Problem details:
In the records below, find each line that holds "JSON" and return it.

Page and application data records:
* * *

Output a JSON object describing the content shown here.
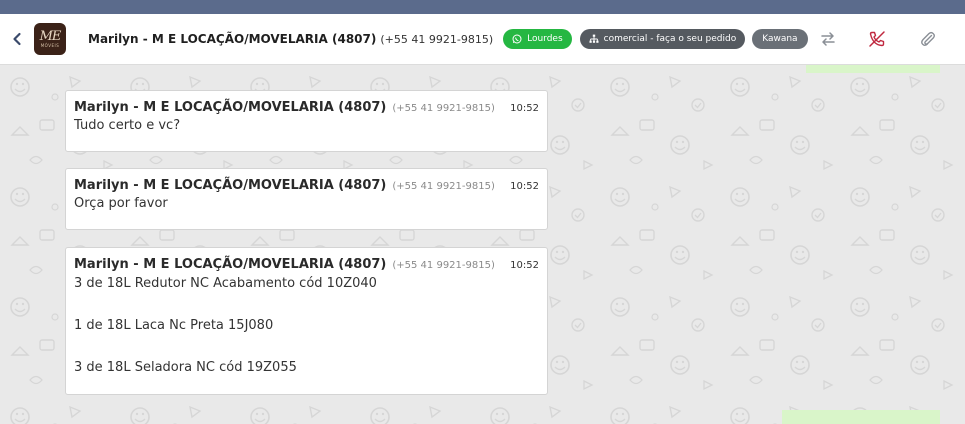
{
  "header": {
    "avatar_monogram": "ME",
    "avatar_sub": "MÓVEIS",
    "contact_name": "Marilyn - M E LOCAÇÃO/MOVELARIA (4807)",
    "contact_phone": "(+55 41 9921-9815)",
    "tags": [
      {
        "label": "Lourdes",
        "icon": "whatsapp-icon",
        "color": "#25b742"
      },
      {
        "label": "comercial - faça o seu pedido",
        "icon": "sitemap-icon",
        "color": "#555a60"
      },
      {
        "label": "Kawana",
        "color": "#6a7077"
      }
    ],
    "actions": [
      {
        "icon": "transfer-icon"
      },
      {
        "icon": "end-call-icon",
        "color": "#c0283f"
      },
      {
        "icon": "paperclip-icon"
      }
    ]
  },
  "messages": [
    {
      "sender": "Marilyn - M E LOCAÇÃO/MOVELARIA (4807)",
      "phone": "(+55 41 9921-9815)",
      "time": "10:52",
      "text": "Tudo certo e vc?"
    },
    {
      "sender": "Marilyn - M E LOCAÇÃO/MOVELARIA (4807)",
      "phone": "(+55 41 9921-9815)",
      "time": "10:52",
      "text": "Orça por favor"
    },
    {
      "sender": "Marilyn - M E LOCAÇÃO/MOVELARIA (4807)",
      "phone": "(+55 41 9921-9815)",
      "time": "10:52",
      "lines": [
        "3 de 18L Redutor NC Acabamento cód 10Z040",
        "1 de 18L Laca Nc Preta 15J080",
        "3 de 18L Seladora NC cód 19Z055"
      ]
    }
  ]
}
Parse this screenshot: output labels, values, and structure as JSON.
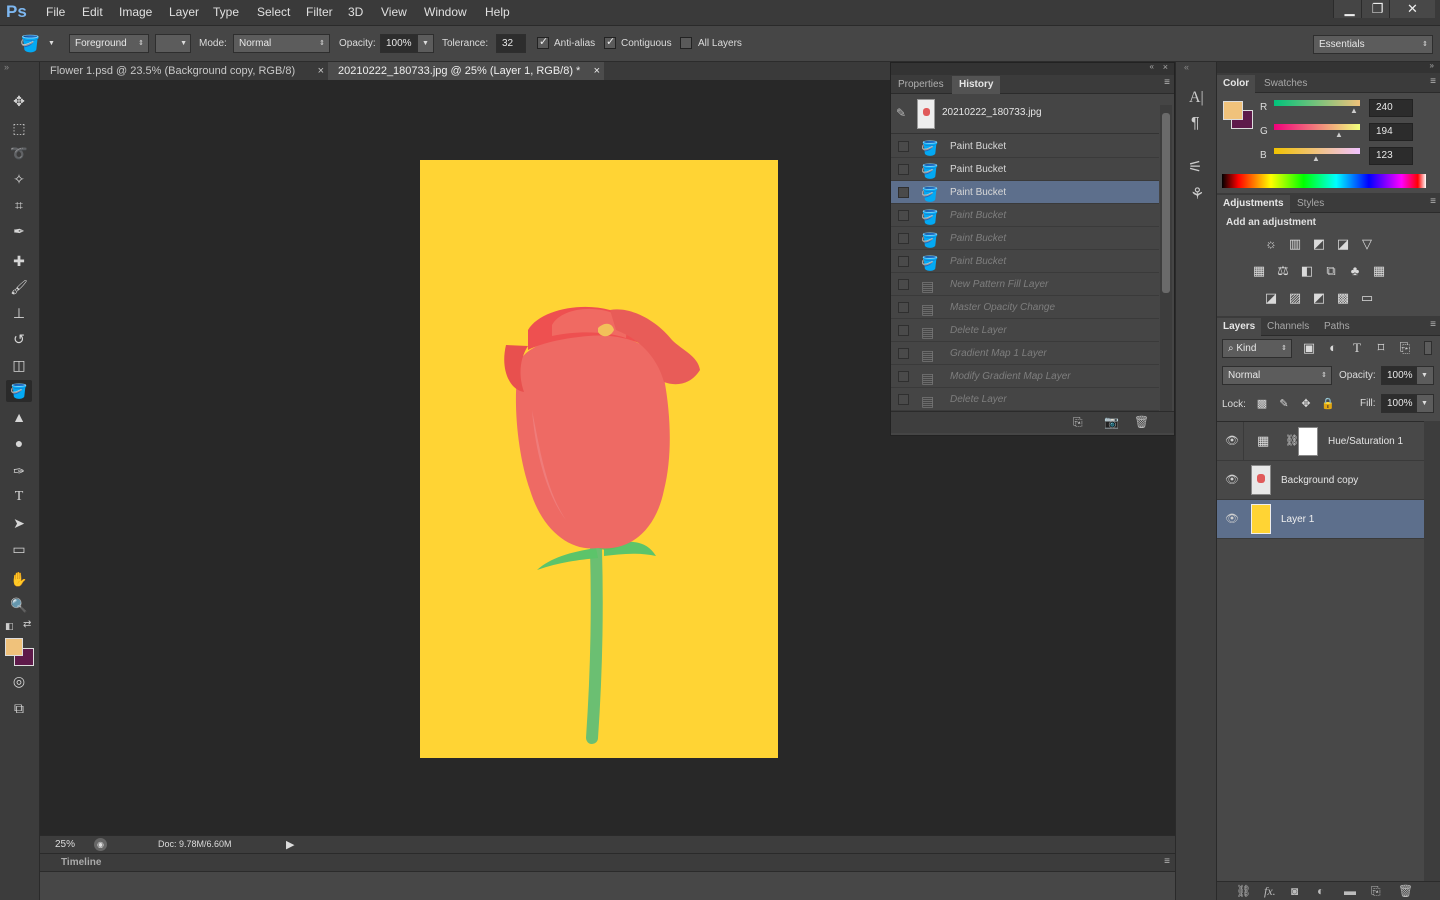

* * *

Final answer:
Output a JSON object describing the content shown here.
Parse this screenshot: output labels, values, and structure as JSON.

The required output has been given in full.